Dataset items:
--------------------------------------------------

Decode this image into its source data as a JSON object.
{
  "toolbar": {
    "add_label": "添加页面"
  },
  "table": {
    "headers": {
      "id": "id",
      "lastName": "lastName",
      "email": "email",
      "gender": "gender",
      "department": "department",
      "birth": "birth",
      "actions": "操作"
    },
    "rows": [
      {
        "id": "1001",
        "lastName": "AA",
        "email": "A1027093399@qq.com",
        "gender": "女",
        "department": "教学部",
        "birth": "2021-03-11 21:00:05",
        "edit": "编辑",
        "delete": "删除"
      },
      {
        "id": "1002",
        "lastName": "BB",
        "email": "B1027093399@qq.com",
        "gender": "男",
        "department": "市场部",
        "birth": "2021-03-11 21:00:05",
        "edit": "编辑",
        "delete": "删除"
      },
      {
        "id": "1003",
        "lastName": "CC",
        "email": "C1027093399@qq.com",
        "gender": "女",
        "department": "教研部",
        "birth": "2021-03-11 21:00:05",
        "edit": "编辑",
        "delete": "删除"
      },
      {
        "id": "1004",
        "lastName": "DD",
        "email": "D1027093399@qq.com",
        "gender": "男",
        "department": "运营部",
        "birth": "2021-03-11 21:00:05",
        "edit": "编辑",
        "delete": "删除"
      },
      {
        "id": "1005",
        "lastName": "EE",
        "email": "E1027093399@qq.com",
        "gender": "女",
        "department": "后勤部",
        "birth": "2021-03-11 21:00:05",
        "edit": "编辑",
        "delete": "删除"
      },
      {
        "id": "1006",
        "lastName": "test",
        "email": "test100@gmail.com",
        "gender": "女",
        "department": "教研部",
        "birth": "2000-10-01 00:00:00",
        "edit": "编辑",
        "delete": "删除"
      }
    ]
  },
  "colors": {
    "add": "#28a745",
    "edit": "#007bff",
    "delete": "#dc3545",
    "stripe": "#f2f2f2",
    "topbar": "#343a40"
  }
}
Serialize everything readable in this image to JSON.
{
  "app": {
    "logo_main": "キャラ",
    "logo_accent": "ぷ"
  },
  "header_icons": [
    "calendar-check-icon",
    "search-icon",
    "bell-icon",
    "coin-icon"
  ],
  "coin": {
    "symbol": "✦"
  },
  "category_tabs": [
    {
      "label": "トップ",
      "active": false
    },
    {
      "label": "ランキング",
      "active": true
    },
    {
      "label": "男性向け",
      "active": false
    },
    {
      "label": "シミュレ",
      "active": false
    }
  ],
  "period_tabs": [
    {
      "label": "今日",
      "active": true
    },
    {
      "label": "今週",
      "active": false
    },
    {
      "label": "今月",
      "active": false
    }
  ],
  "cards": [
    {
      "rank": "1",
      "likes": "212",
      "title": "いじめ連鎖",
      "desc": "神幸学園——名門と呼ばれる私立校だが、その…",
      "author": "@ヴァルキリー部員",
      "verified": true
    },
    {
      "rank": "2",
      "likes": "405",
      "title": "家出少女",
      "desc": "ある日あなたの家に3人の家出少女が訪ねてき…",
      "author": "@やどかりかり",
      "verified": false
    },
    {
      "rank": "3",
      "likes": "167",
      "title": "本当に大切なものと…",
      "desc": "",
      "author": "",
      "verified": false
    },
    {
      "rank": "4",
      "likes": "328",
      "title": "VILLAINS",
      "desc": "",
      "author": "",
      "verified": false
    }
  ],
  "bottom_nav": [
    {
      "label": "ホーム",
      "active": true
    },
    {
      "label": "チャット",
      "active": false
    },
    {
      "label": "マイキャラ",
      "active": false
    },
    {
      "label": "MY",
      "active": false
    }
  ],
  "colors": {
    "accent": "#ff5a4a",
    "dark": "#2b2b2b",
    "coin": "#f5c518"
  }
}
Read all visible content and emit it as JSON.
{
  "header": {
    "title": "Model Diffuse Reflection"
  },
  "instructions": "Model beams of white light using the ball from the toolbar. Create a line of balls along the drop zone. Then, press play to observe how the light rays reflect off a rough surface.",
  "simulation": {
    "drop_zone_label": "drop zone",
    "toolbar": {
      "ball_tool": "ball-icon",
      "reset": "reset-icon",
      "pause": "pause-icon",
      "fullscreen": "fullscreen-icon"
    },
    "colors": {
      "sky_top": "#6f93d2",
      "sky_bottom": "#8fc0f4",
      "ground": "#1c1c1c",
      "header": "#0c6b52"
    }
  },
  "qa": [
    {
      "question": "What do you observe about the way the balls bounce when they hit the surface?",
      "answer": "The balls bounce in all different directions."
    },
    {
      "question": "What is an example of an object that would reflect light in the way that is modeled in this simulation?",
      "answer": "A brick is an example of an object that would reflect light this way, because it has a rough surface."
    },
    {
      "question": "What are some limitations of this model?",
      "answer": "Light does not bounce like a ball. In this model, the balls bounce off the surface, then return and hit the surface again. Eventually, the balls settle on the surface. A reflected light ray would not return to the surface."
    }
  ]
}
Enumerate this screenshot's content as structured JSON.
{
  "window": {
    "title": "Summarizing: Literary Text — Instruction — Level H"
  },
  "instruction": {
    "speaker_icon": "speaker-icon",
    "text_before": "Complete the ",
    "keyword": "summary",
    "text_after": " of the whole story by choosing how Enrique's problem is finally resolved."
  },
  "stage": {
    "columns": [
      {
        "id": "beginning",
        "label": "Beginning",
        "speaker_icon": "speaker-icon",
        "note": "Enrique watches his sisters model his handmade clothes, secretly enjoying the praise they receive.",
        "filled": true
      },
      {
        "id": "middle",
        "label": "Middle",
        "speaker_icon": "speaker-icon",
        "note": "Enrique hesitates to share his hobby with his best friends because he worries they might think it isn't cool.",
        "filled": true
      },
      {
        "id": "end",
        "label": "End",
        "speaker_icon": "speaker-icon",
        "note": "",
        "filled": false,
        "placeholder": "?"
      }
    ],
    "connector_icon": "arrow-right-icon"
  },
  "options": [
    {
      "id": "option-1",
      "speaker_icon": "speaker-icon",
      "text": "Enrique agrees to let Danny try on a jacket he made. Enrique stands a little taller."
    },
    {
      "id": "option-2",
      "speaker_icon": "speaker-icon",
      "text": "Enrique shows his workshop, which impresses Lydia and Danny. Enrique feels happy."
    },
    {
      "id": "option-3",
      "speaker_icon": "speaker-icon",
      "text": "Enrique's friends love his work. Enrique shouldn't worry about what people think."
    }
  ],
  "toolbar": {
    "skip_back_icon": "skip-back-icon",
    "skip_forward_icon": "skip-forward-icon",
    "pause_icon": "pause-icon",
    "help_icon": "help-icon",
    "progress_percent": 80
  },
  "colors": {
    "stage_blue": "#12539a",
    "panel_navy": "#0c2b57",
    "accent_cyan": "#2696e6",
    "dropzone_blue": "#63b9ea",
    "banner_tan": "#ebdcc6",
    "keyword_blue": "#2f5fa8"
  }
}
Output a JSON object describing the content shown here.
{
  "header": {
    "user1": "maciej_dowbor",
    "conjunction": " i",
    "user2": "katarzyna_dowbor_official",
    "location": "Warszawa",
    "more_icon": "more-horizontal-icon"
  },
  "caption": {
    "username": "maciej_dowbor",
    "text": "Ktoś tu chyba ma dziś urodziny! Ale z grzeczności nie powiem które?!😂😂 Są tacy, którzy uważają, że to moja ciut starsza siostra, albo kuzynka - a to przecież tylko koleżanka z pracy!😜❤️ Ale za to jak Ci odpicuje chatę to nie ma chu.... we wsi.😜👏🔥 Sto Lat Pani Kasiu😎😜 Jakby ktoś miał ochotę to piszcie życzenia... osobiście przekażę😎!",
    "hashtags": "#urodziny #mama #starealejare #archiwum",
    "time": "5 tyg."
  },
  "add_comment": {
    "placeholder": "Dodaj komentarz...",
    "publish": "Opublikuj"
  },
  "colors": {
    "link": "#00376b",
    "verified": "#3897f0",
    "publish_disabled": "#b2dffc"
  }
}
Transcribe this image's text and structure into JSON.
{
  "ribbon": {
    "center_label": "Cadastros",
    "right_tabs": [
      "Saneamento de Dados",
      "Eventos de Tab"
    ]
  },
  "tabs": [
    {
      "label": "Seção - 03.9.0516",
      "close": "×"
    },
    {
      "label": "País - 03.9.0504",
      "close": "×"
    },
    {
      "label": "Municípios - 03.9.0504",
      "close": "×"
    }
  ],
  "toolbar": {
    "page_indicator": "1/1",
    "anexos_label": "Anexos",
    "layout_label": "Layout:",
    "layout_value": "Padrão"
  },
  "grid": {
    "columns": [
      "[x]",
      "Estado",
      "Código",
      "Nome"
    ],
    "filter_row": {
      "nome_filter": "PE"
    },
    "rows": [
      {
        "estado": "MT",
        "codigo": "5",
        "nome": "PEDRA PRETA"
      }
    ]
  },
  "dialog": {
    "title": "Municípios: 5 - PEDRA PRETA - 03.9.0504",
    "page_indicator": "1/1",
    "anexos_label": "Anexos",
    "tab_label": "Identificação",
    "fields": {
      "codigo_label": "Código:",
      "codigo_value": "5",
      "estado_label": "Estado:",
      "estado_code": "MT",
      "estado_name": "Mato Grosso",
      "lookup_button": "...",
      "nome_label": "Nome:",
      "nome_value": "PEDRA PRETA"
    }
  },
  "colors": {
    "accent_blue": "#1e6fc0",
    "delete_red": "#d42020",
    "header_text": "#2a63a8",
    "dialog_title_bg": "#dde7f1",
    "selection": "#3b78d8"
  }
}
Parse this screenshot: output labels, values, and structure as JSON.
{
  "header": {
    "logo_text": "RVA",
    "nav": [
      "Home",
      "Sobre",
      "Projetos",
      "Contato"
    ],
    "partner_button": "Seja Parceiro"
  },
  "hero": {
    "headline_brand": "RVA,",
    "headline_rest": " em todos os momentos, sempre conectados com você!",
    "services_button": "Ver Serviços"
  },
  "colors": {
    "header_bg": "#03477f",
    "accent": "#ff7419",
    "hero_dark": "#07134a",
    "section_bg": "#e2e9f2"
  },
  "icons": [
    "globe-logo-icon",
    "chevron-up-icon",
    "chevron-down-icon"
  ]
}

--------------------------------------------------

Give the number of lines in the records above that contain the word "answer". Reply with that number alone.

3